Ethics, at the first glance, is a really big and general word. The definition of “ethics” by Internet Encyclopedia of Philosophy is “systematizing, defending, and recommending concepts of right and wrong behavior”. The professional ethics we covered during the class should be categorized into “Applied Ethics”, such as political ethics, business ethics, and publication ethics. As young scholars, we PhD students should always keep the professional ethics in mind. The most important contents in AAUP-defined professional ethics, in my point of view, are to “seek and state the truth as they (we) see it” and to “exercise critical self–discipline and judgment in using, extending, and transmitting knowledge” while practicing “intellectual honesty”. With the guidance of professional ethics, we should follow this code of conduct and always do the right thing.

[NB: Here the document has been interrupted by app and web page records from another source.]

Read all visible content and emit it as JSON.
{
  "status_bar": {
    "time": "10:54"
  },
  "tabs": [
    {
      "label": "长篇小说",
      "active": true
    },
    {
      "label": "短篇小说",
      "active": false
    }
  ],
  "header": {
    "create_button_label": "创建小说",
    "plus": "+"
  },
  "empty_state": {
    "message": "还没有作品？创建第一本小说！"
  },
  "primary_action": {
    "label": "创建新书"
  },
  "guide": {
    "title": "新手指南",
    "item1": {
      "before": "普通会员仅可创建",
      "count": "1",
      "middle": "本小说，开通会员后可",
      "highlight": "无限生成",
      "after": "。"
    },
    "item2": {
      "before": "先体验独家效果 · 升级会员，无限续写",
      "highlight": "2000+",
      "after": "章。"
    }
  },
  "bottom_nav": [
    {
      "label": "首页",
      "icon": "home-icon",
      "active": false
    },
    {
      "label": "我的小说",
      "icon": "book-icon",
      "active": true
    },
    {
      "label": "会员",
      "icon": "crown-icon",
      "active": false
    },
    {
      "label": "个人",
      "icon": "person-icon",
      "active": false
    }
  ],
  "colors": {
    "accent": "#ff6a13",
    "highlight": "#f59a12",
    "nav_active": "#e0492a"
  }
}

However, as the research field goes highly competitive for limited research funds and the gradual increase of tenure-track position standard, some scholars, especially younger PhD students, are affected by perverse incentives, e.g. citation- and publication-focused evaluation system, and stray from ethical conduct. As a result, academic misconducts, biased research behavior and obscured research responsibilities is commonly seen nowadays. These scholars falsely believe that, by trading their research integrity, they can find a short cut to success, outcompete their peers, and stand out from the crowd. Temperorily they achieve much more than they actually deserve, and may enjoy enormous fame and spotlight. Once all the truth are found out, they will fall heavily from everything to nothing. Afterall, what goes around comes around.
One research misconduct case I will analyze today happens in the field of Life Sciences. The research scholar named Kaushik Deb from University of Missouri-Columbia recklessly fabricated and falsified data reported in several papers submitted to Science and Nature. The major research misconduct include photomanipulating images and fabricating non-existing data to support the proposed theory and hypothesis in the scientific paper. In the field of life sciences, tedious research work usually pales the daily life with non-positive results. Researchers have to kill numerous mice and analyze hundreds of embryos on weekly basis, and often the case, negative results are usually obtained resulted from sample contamination and/or illogical experiment design as well as flawed operation steps. By using professional photo software, Dr. Deb obtained the perfect research results in consistent with the proposed hypothesis, leading to several publications on highly impacted journals. Ironically, the research will get more exposed if published on good journals, and peers will be more suspicious if reported phenomenon or data cannot be repeated in their own lab. Through careful investigation of Office of Research Integrity (ORI), all the manipulated results and images by Dr. Deb were revealed, and proper penalties has been implemented. It is such a shame that a well-educated PhD could perform unethically, and once in a while these cases always get the academia into deep thinking. Should we develop a more intellectual and self-adapted evaluation system to relieve the current intense competition based on quantitative metrics (i.e. impact factor, h-index)? Do academia need to foster so many PhDs to perform easy tasks that even an undergrads can do? On the individual perspective, we always remember the professional ethics and conduct research step by step. All our efforts will eventually pay off one way or another.